--- EXERCISE REQUIREMENTS ---
Using the records below, locate all lines containing "显示用法" and return them.

Dataset excerpts:
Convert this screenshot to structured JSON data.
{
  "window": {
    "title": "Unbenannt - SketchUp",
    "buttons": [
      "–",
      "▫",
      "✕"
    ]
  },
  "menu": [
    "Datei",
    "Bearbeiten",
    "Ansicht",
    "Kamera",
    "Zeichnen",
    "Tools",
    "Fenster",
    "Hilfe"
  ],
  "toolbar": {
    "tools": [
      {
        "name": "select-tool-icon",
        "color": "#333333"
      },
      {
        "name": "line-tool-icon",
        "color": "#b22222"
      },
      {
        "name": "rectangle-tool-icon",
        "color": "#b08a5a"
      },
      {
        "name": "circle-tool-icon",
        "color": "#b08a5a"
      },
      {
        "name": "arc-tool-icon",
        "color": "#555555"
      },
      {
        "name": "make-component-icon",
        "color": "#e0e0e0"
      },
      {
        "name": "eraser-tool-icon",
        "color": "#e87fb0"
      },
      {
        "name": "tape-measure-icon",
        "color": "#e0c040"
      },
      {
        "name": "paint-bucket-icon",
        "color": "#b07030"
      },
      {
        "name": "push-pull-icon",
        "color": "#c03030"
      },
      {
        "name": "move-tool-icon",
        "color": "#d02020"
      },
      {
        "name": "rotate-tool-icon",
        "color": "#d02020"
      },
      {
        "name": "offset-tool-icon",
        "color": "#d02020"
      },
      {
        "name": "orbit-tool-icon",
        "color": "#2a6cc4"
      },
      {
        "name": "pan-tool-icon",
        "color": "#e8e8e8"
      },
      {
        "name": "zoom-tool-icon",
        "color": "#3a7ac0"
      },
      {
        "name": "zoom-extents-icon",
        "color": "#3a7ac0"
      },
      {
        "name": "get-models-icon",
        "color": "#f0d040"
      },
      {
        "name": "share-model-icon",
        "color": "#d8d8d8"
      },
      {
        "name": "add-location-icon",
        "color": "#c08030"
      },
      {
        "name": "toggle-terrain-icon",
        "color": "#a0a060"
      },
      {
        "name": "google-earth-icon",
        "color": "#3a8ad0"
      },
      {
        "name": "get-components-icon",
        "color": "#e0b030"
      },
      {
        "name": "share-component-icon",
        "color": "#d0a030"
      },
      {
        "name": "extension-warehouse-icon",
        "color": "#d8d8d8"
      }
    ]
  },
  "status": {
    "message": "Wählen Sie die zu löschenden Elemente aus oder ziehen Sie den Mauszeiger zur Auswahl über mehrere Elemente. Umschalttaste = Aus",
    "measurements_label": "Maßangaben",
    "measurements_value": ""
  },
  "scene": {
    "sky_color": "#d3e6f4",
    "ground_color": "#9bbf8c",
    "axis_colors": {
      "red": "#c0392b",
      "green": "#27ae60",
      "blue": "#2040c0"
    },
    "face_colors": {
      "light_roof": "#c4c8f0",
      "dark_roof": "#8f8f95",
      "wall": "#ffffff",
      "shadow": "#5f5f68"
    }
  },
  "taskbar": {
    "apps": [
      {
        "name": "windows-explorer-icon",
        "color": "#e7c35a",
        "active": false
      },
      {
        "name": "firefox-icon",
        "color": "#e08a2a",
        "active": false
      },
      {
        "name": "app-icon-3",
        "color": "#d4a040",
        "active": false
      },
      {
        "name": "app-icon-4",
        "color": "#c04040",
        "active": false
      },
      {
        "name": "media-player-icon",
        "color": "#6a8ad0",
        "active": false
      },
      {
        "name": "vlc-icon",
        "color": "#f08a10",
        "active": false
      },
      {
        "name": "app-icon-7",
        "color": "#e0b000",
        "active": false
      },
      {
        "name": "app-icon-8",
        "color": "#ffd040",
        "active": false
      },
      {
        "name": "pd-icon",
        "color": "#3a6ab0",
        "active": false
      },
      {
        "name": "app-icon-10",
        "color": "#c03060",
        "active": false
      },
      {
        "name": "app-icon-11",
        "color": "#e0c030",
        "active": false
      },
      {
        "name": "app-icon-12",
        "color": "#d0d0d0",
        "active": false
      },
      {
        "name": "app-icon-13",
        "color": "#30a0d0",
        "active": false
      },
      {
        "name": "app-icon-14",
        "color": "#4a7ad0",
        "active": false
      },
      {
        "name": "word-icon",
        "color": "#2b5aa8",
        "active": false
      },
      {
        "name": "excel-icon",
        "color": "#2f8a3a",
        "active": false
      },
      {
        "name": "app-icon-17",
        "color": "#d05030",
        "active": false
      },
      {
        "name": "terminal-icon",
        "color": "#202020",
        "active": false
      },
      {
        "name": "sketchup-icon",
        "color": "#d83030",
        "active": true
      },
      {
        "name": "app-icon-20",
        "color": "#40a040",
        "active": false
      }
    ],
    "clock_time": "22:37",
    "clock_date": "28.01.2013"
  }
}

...

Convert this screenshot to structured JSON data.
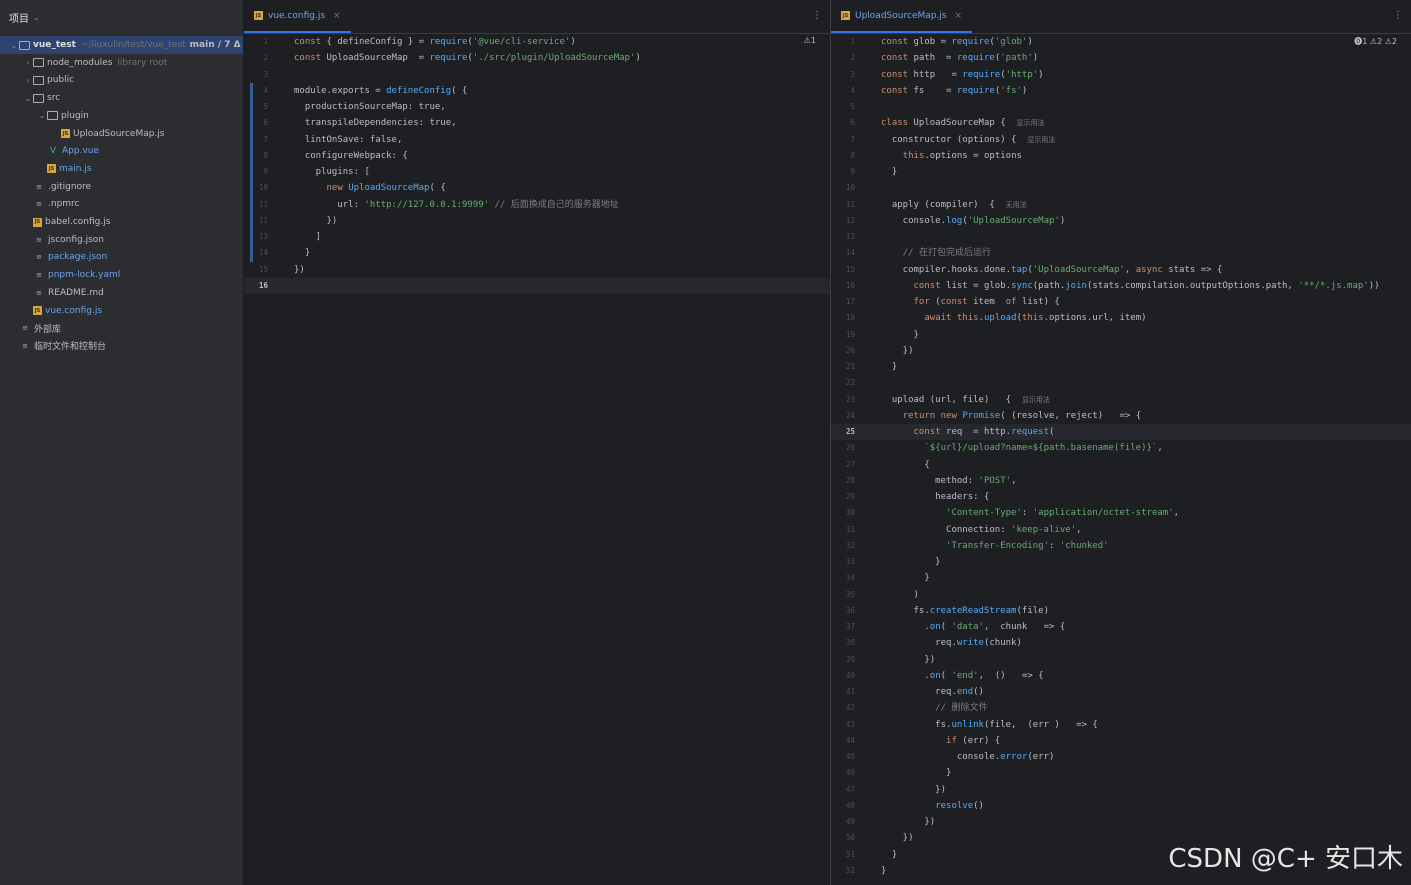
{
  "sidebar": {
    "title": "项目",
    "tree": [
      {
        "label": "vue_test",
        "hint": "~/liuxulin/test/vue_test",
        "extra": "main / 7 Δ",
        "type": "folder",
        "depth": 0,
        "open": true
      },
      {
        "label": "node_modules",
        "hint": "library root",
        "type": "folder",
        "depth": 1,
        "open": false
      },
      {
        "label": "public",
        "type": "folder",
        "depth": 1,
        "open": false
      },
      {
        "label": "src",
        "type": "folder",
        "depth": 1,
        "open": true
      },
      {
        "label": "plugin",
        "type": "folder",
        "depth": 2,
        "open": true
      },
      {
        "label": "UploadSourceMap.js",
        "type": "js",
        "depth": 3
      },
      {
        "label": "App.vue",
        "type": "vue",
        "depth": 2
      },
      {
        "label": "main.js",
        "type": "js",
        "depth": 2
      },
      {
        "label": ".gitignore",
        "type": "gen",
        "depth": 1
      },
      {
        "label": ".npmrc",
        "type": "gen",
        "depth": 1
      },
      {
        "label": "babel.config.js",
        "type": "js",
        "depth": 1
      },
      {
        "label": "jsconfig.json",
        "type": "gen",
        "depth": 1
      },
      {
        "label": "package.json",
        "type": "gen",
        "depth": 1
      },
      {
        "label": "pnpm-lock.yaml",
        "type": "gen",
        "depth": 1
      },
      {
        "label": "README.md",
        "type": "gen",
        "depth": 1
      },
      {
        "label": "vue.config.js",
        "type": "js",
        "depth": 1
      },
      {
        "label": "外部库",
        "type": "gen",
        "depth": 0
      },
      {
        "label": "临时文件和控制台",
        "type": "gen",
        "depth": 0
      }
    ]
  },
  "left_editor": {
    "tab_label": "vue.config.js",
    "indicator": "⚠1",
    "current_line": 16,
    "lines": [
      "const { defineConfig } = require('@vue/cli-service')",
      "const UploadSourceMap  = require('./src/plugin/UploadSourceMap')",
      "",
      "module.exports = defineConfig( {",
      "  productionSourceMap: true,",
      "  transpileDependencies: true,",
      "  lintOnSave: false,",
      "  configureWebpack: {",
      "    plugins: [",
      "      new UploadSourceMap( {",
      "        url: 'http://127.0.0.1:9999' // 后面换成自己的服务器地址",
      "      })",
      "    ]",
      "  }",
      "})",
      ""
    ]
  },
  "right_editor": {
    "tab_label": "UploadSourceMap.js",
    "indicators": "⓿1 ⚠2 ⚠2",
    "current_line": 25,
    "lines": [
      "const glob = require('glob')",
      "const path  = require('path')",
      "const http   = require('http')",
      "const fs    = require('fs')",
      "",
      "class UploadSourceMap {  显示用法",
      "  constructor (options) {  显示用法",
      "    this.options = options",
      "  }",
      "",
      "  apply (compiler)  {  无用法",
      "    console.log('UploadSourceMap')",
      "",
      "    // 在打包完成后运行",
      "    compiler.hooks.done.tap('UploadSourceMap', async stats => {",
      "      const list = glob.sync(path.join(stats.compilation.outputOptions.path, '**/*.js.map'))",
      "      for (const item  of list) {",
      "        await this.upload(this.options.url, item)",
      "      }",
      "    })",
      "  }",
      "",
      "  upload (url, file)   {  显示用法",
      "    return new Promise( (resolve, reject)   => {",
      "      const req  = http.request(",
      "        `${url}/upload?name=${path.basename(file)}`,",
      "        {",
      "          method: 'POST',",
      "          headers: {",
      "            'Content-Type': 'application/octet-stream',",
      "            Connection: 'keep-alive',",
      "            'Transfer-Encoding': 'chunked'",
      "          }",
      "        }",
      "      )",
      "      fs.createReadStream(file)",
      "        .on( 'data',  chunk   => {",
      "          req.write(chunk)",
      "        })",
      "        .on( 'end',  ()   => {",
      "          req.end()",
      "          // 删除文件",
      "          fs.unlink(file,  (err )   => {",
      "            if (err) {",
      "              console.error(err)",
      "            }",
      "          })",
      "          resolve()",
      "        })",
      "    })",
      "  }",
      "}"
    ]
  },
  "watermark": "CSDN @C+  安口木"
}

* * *

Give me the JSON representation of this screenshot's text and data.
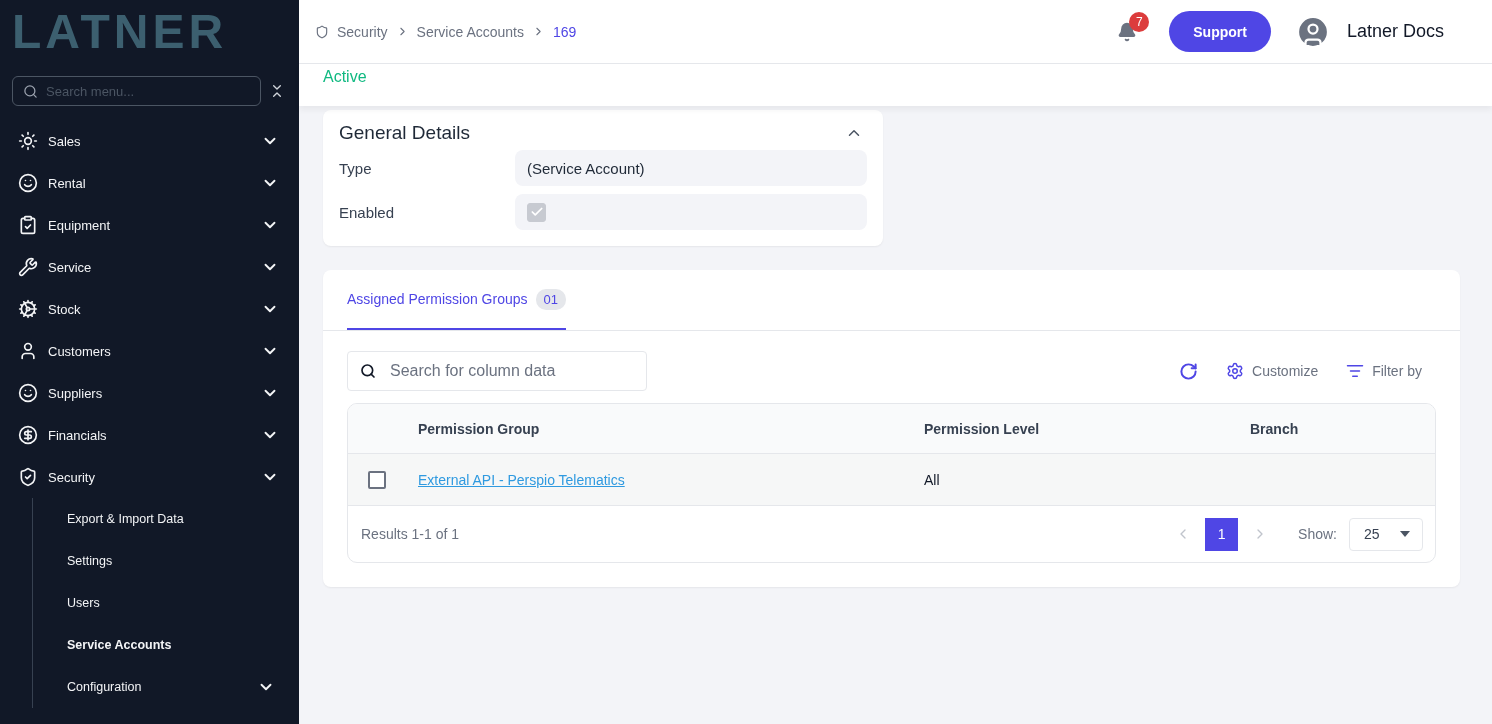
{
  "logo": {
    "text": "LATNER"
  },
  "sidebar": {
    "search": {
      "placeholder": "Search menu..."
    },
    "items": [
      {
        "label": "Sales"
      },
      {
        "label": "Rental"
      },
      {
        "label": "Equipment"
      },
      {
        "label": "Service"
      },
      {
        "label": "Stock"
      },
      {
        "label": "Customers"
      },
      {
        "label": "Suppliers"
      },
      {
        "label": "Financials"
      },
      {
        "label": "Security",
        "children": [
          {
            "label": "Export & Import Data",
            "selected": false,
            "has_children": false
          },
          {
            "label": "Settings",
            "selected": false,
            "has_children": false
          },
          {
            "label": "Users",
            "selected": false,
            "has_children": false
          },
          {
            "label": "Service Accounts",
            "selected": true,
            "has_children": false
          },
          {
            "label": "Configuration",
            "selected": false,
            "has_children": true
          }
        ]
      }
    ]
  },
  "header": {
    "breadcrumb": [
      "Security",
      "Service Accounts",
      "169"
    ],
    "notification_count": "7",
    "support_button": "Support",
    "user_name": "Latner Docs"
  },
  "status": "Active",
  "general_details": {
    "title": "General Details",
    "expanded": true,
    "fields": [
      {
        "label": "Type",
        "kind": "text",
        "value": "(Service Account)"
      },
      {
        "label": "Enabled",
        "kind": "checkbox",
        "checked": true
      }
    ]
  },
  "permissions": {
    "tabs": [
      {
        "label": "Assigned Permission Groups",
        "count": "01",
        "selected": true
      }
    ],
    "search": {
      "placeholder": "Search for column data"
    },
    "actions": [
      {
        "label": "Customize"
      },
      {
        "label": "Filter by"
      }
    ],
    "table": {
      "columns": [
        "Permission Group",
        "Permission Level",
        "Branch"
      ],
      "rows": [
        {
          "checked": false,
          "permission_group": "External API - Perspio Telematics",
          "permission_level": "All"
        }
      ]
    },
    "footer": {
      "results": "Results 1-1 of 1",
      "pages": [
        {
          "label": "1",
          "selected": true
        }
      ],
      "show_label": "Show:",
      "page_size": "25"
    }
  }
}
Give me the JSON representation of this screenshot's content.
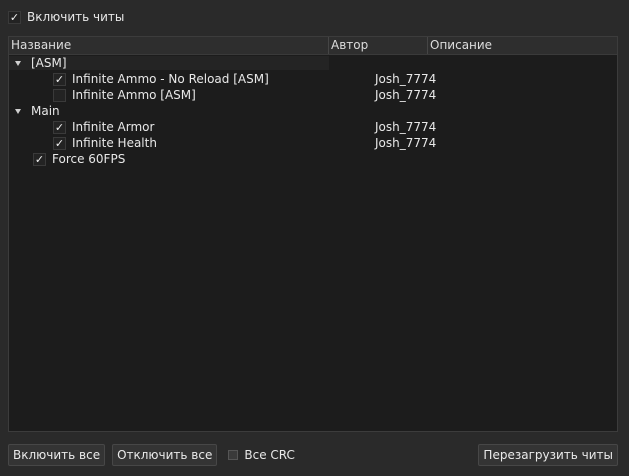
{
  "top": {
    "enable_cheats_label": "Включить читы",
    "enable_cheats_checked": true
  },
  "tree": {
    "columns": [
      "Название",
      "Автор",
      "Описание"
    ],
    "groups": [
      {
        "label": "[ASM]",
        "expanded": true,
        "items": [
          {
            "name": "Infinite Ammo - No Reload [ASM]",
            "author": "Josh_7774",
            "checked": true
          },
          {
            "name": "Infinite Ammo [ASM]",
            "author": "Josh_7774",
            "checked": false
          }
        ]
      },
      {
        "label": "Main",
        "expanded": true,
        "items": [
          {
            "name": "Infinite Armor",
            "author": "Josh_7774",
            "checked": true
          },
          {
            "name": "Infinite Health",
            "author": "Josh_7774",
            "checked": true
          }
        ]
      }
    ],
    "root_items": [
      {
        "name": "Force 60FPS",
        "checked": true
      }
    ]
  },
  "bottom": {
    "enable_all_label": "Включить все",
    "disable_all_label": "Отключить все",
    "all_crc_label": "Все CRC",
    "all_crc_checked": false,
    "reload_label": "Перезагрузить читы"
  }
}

--- ANSWER FOR THIS EXERCISE ---
      "class UploadSourceMap {  显示用法",
      "  constructor (options) {  显示用法",
      "  upload (url, file)   {  显示用法",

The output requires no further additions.